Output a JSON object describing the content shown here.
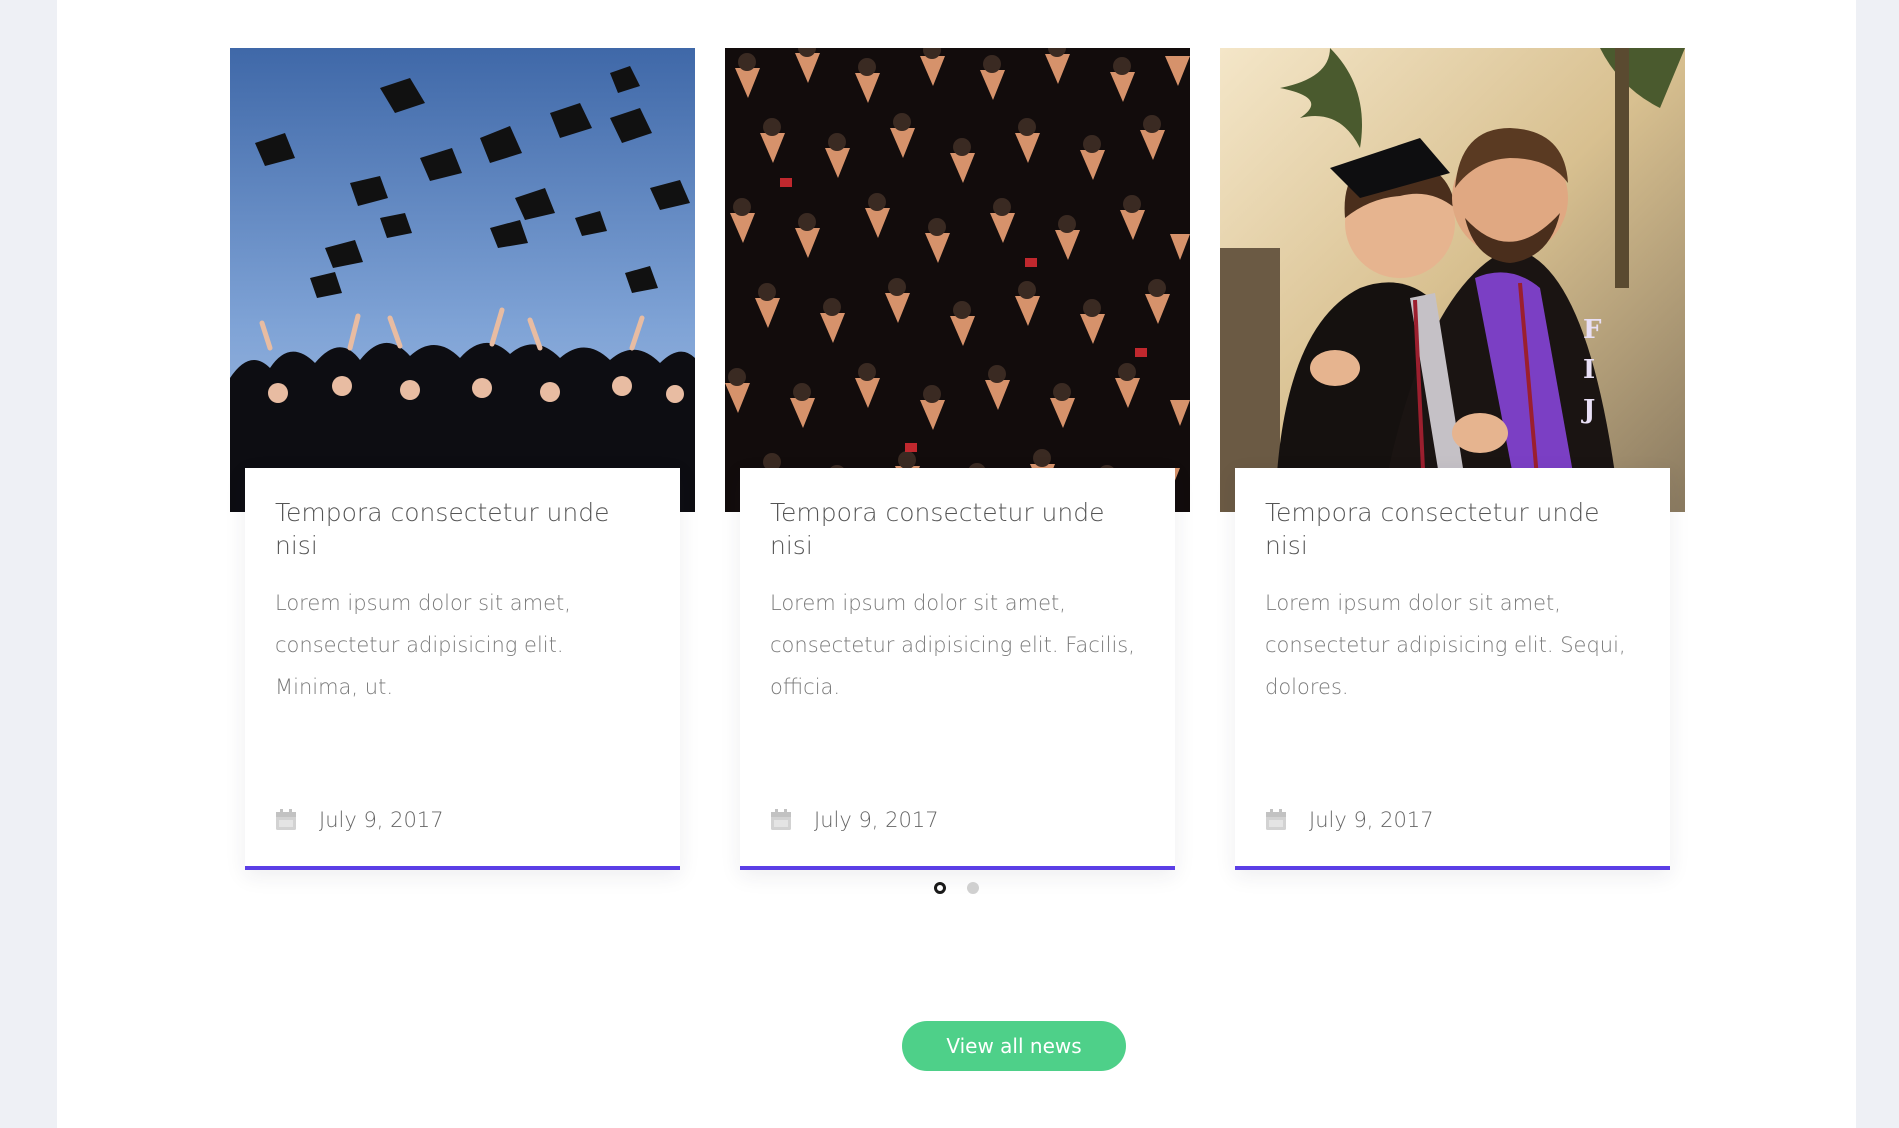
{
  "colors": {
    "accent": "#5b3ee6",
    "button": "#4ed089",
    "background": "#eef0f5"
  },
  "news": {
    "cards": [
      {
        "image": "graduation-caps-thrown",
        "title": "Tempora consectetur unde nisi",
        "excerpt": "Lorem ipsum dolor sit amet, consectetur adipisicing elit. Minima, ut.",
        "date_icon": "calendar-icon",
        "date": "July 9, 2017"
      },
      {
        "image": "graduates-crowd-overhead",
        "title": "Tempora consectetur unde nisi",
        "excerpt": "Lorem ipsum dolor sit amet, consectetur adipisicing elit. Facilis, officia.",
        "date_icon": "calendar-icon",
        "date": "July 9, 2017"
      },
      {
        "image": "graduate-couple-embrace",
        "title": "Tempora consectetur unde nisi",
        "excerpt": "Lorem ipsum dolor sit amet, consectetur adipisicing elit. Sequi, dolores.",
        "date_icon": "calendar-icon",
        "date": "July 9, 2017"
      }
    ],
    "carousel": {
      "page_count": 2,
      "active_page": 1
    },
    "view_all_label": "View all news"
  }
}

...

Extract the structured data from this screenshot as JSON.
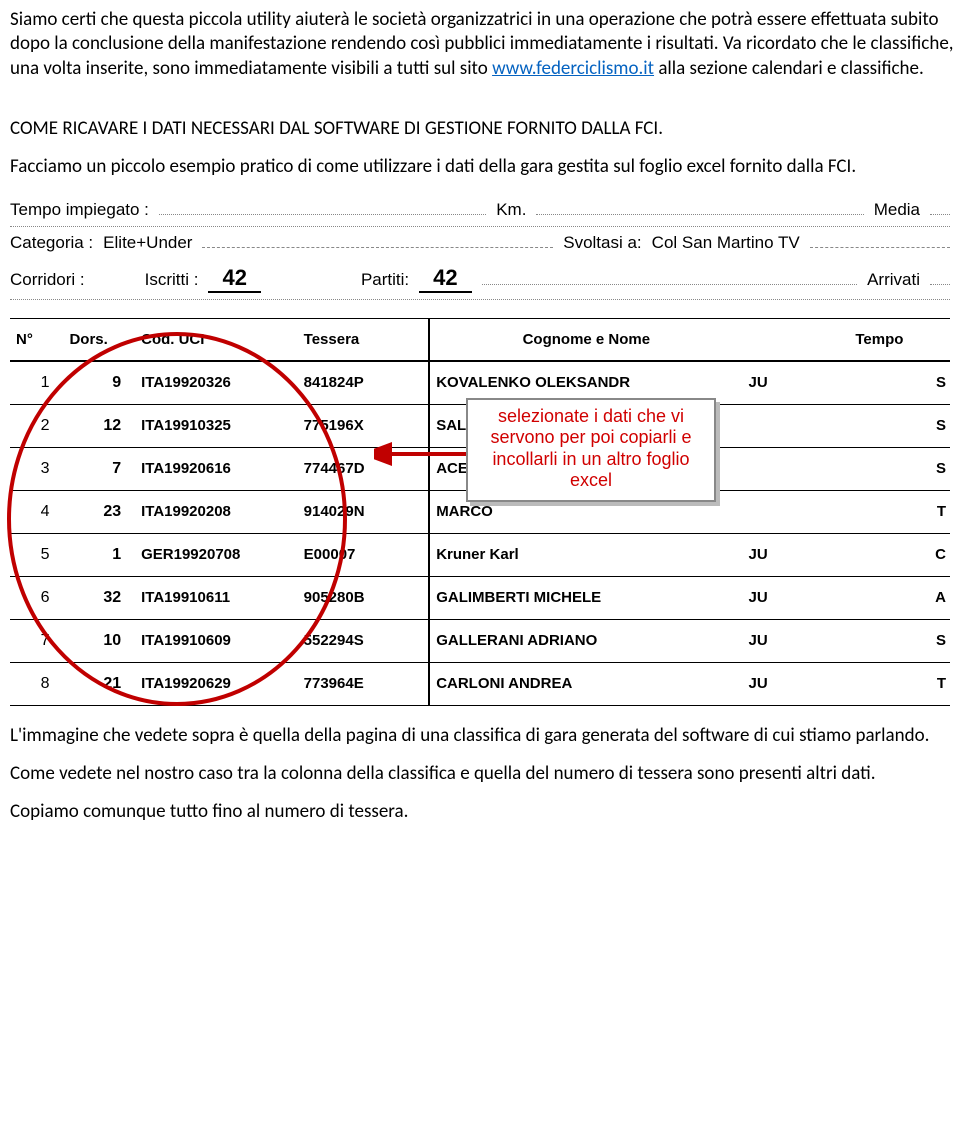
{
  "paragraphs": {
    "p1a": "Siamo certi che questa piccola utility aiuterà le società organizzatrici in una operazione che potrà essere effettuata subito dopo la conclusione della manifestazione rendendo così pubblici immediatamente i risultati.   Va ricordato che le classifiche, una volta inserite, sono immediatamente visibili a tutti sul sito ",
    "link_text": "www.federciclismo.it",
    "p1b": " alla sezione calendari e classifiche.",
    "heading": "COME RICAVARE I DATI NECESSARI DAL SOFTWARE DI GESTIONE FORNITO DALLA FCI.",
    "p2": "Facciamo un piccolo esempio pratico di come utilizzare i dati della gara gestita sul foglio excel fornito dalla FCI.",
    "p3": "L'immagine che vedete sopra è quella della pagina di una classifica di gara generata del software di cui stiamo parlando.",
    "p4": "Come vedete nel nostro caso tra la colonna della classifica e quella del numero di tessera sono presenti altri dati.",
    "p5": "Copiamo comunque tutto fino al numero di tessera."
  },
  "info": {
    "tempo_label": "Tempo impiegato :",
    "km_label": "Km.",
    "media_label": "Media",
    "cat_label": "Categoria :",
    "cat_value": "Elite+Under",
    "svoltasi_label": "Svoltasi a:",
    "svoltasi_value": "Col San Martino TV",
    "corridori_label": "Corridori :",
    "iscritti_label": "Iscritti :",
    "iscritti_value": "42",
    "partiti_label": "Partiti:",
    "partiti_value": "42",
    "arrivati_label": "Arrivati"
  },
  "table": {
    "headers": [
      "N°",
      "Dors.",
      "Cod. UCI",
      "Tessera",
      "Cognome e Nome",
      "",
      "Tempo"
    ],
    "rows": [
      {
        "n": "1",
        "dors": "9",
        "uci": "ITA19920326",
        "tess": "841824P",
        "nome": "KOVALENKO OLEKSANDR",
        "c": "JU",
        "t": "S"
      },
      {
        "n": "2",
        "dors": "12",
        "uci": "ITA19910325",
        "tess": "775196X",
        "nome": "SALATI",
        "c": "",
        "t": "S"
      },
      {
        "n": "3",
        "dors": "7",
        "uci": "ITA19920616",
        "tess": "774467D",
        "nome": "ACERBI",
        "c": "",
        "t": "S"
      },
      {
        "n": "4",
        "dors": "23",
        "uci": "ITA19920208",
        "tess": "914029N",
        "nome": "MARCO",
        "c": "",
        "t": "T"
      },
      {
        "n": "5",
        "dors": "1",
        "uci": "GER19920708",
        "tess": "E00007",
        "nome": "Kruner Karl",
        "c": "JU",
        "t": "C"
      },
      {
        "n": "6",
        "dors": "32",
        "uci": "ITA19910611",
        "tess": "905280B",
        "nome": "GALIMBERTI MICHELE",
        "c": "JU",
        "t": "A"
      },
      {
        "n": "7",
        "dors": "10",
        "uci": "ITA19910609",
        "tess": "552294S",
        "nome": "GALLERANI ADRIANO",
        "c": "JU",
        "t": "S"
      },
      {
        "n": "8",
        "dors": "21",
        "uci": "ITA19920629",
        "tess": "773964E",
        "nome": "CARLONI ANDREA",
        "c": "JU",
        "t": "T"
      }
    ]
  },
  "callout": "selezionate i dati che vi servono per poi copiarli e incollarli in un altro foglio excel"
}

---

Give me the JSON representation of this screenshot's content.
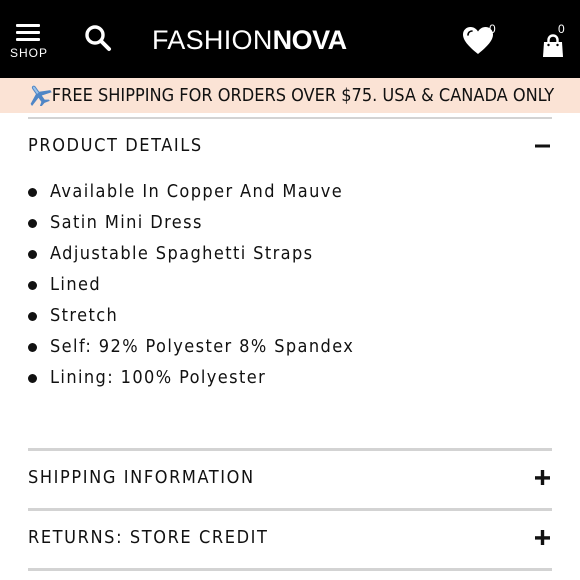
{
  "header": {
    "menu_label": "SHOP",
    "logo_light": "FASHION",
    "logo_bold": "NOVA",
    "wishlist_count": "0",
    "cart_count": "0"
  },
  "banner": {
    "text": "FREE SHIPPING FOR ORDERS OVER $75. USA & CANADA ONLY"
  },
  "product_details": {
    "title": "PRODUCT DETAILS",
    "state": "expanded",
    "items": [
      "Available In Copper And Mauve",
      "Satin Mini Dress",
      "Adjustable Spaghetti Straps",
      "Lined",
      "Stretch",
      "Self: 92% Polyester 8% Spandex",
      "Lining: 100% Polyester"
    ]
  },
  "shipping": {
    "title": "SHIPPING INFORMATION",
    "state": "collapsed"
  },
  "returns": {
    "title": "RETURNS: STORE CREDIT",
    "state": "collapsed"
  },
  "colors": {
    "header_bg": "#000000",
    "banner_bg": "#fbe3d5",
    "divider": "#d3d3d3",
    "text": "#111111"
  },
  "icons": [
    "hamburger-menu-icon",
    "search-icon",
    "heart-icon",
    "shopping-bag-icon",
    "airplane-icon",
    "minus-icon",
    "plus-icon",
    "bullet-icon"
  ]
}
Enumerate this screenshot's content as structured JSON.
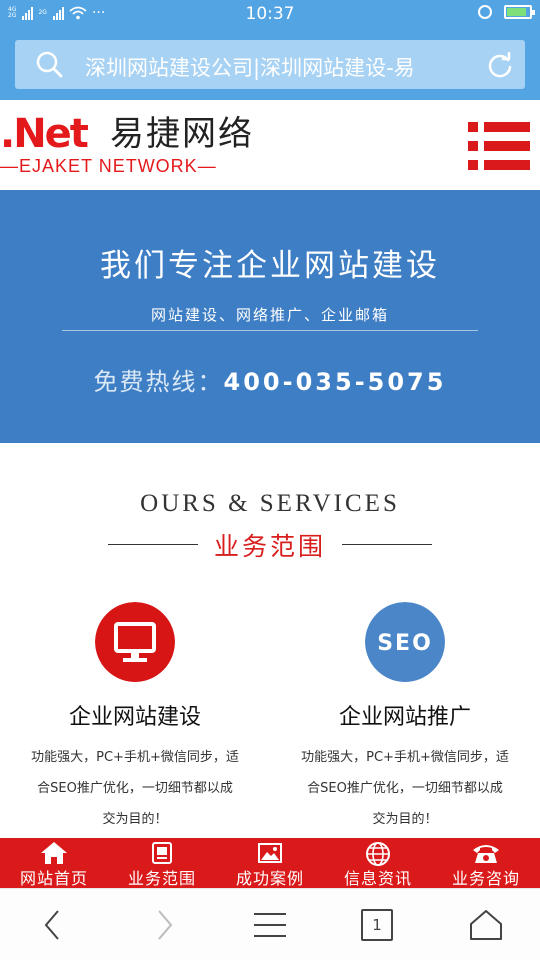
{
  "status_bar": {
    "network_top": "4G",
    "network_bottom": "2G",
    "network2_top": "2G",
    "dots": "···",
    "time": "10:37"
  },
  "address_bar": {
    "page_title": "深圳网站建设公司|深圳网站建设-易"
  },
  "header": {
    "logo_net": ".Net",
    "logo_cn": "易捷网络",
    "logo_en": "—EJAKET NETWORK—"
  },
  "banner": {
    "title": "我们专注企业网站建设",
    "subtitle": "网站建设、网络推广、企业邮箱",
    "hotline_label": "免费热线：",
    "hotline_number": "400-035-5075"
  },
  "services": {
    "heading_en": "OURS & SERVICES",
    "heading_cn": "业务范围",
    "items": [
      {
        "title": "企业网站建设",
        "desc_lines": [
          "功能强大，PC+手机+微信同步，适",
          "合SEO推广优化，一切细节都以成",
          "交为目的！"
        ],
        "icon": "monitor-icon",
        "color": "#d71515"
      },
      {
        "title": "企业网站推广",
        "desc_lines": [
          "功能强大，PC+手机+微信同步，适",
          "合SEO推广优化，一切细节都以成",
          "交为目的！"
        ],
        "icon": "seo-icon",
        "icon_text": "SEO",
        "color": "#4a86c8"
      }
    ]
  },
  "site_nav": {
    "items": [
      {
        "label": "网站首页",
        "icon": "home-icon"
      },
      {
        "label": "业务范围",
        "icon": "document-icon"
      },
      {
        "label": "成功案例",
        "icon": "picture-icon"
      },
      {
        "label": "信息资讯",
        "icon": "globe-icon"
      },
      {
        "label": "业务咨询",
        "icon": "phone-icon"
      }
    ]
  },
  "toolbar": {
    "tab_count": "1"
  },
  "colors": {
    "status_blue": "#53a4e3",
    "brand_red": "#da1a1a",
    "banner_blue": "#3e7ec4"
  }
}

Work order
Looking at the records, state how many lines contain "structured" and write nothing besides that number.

Written answer
2